▶ Exercise requirements: Report each line from the data below that holds the word "icon".

Website and app data records:
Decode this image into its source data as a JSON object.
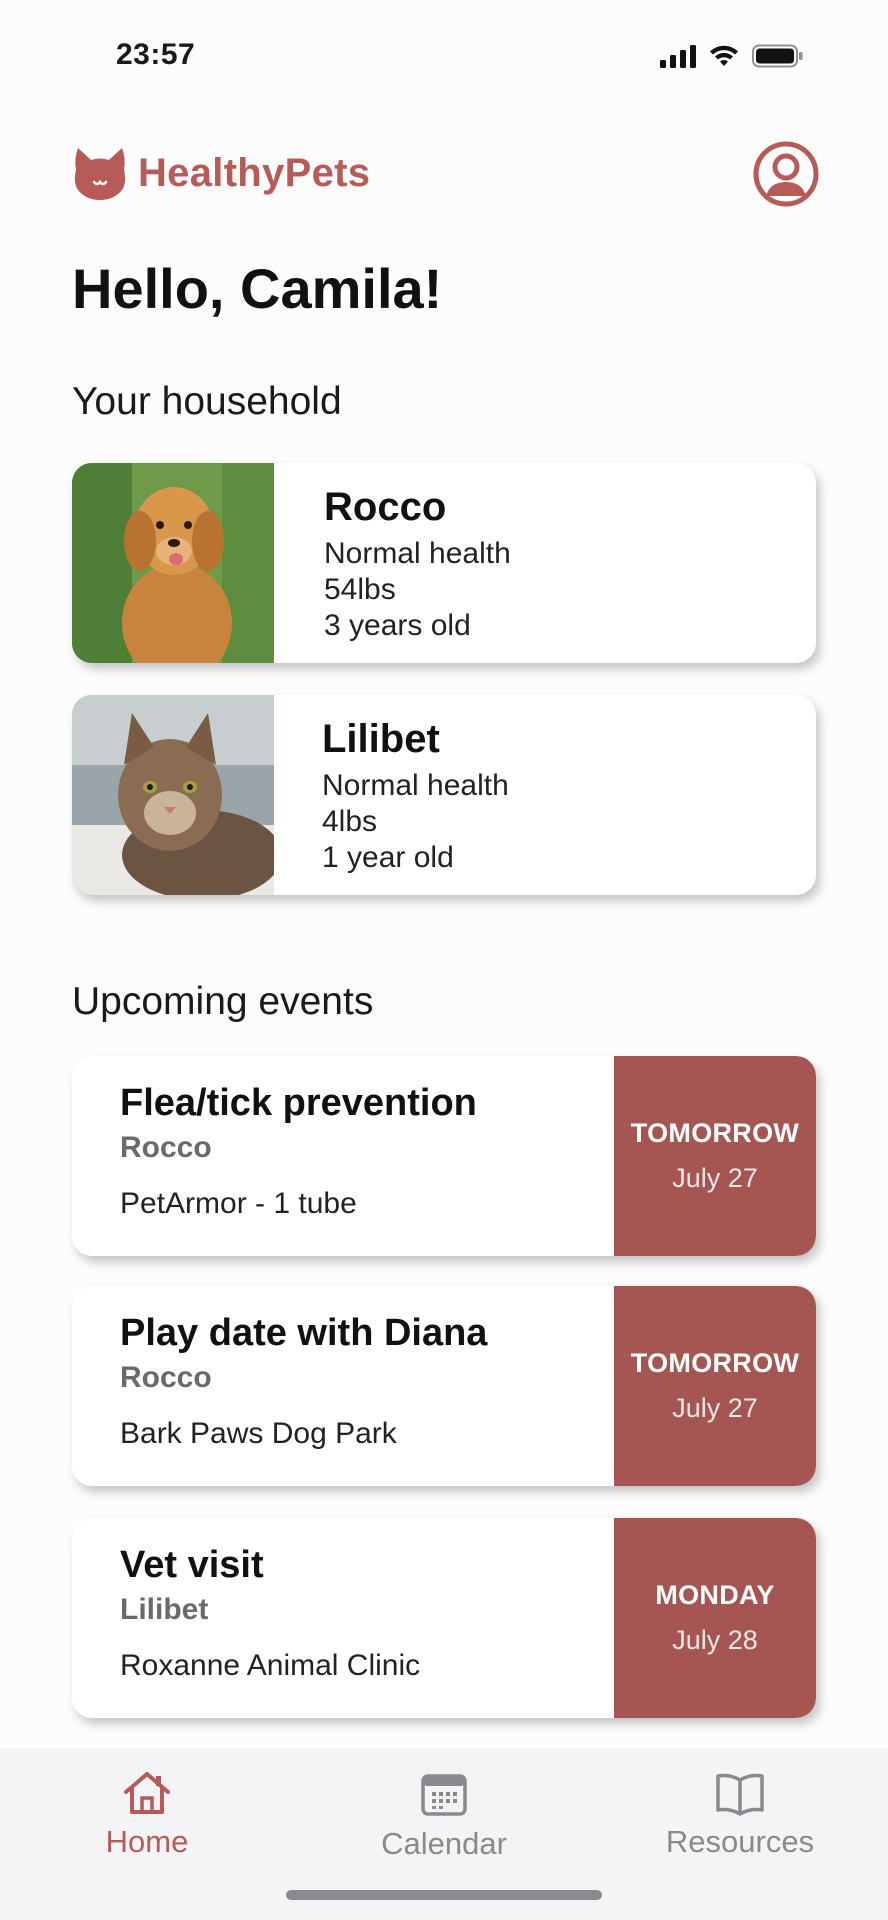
{
  "status_bar": {
    "time": "23:57"
  },
  "app": {
    "name": "HealthyPets"
  },
  "greeting": "Hello, Camila!",
  "household": {
    "title": "Your household",
    "pets": [
      {
        "name": "Rocco",
        "health": "Normal health",
        "weight": "54lbs",
        "age": "3 years old"
      },
      {
        "name": "Lilibet",
        "health": "Normal health",
        "weight": "4lbs",
        "age": "1 year old"
      }
    ]
  },
  "events": {
    "title": "Upcoming events",
    "items": [
      {
        "title": "Flea/tick prevention",
        "pet": "Rocco",
        "detail": "PetArmor - 1 tube",
        "day": "TOMORROW",
        "date": "July 27"
      },
      {
        "title": "Play date with Diana",
        "pet": "Rocco",
        "detail": "Bark Paws Dog Park",
        "day": "TOMORROW",
        "date": "July 27"
      },
      {
        "title": "Vet visit",
        "pet": "Lilibet",
        "detail": "Roxanne Animal Clinic",
        "day": "MONDAY",
        "date": "July 28"
      }
    ]
  },
  "tabs": [
    {
      "label": "Home",
      "icon": "house-icon",
      "active": true
    },
    {
      "label": "Calendar",
      "icon": "calendar-icon",
      "active": false
    },
    {
      "label": "Resources",
      "icon": "book-icon",
      "active": false
    }
  ],
  "colors": {
    "brand": "#b65b58",
    "event_date_bg": "#a55652",
    "tab_inactive": "#8a8a8e"
  }
}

▶ Solution to this problem:
      "icon": "house-icon",
      "icon": "calendar-icon",
      "icon": "book-icon",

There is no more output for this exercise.